**Work required**.
Print out the full listing exactly as it reads.

=== Section Start ===

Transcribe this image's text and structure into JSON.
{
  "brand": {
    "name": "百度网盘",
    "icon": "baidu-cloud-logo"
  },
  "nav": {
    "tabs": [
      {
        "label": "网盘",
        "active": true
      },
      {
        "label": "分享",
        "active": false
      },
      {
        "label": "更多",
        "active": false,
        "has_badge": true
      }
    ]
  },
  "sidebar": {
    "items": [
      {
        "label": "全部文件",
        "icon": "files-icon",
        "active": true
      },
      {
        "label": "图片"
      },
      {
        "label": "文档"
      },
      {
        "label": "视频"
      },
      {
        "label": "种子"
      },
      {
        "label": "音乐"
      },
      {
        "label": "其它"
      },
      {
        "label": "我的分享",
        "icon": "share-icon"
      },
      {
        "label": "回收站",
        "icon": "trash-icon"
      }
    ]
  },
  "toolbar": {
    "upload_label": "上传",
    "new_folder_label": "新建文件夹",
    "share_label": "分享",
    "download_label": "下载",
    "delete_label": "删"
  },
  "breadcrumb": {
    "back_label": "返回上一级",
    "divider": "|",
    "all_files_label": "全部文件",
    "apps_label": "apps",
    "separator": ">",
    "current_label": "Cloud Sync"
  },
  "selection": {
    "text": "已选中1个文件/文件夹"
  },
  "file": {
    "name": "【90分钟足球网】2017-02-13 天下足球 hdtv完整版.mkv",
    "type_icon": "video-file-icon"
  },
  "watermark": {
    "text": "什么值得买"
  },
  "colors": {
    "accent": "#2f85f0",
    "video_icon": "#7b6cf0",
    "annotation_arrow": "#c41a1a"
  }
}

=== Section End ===

**Task response**.
Transcribe this image's text and structure into JSON.
{
  "brand": {
    "name": "百度网盘",
    "icon": "baidu-cloud-logo"
  },
  "nav": {
    "tabs": [
      {
        "label": "网盘",
        "active": true
      },
      {
        "label": "分享",
        "active": false
      },
      {
        "label": "更多",
        "active": false,
        "has_badge": true
      }
    ]
  },
  "sidebar": {
    "items": [
      {
        "label": "全部文件",
        "icon": "files-icon",
        "active": true
      },
      {
        "label": "图片"
      },
      {
        "label": "文档"
      },
      {
        "label": "视频"
      },
      {
        "label": "种子"
      },
      {
        "label": "音乐"
      },
      {
        "label": "其它"
      },
      {
        "label": "我的分享",
        "icon": "share-icon"
      },
      {
        "label": "回收站",
        "icon": "trash-icon"
      }
    ]
  },
  "toolbar": {
    "upload_label": "上传",
    "new_folder_label": "新建文件夹",
    "share_label": "分享",
    "download_label": "下载",
    "delete_label": "删"
  },
  "breadcrumb": {
    "back_label": "返回上一级",
    "divider": "|",
    "all_files_label": "全部文件",
    "apps_label": "apps",
    "separator": ">",
    "current_label": "Cloud Sync"
  },
  "selection": {
    "text": "已选中1个文件/文件夹"
  },
  "file": {
    "name": "【90分钟足球网】2017-02-13 天下足球 hdtv完整版.mkv",
    "type_icon": "video-file-icon"
  },
  "watermark": {
    "text": "什么值得买"
  },
  "colors": {
    "accent": "#2f85f0",
    "video_icon": "#7b6cf0",
    "annotation_arrow": "#c41a1a"
  }
}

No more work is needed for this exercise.